A typical project consists of eight sessions, each of which is prepared in great detail, with immense care taken to ensure that the space is as calm and organised as it can possibly be, that participants are seated where they will feel most comfortable, facing away from a window if they are particularly light-sensitive, or near the door if they are likely to want to get up and wander about. There will be three musicians and generally five members of staff; three actively involved and two observing. They will change around during the course of the session. This work is not about entertainment (although it can be very entertaining); it is about reaching out to people through music, in an intensely intimate and gentle fashion.

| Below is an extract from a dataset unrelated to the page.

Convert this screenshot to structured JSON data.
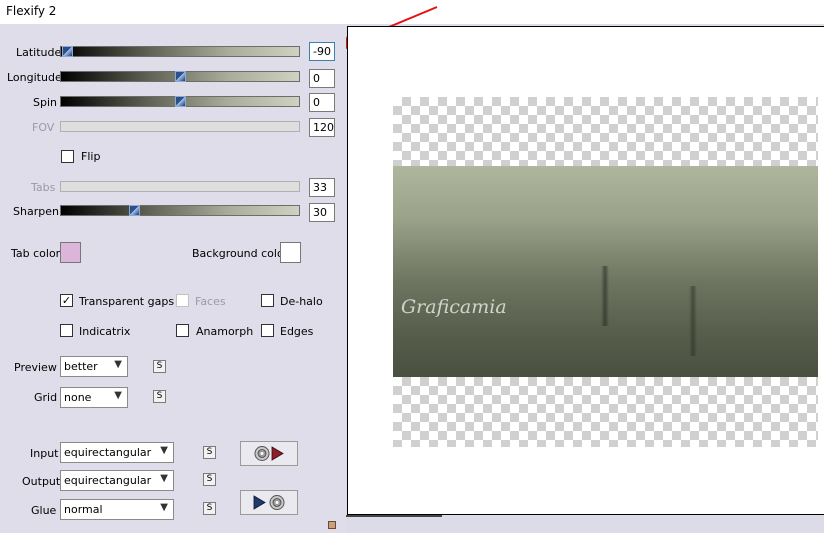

There are some simple instruments to hand, chosen so that they are manageable but not just toys, and a conductor’s baton is often used. Oboeist Julian West had just finished a morning’s work when I met him and it had been a demanding one. ‘Someone who had been extremely withdrawn suddenly picked up a baton and pointed it at me. There was absolutely nothing equivocal about that gesture. I was expected to play, and I did.’
West first got involved through a harpist friend and colleague. ‘She kept talking about Music for Life and I knew her as a person of great integrity and musical ability so I was intrigued as to what she was getting out of it. I went along to a session and I was completely bowled over, I felt a real…I can’t explain; it’s one of those things that defies analysis.’ He pauses, searching for words. ‘The whole nature of the work is incredibly personal, you have to open yourself up, become almost as vulnerable as the people you’re working with, which can be quite frightening. The depth of the relationship between dementia sufferers, care staff and your fellow musicians is unlike anything I’ve experienced professionally. And it’s almost the opposite of what you learn to do as a performer, when you have to get out there, play the right notes, strive for perfection and polish, acquire a sort of veneer. You have to be tough as nails, and with this work that’s the last thing you need to be.’
Witnessing only a fraction of the work of Music for Life moved me to tears and I can imagine the effect it would have on those directly involved. A relative, a member of staff, someone who’d been looking after the woman I saw on a daily basis, helping her to wash, feeding her, trying to communicate, would remember that moment, would take strength from the knowledge that it was possible, however fleetingly, to reach through the fog and bewilderment and find her; find the person she really is.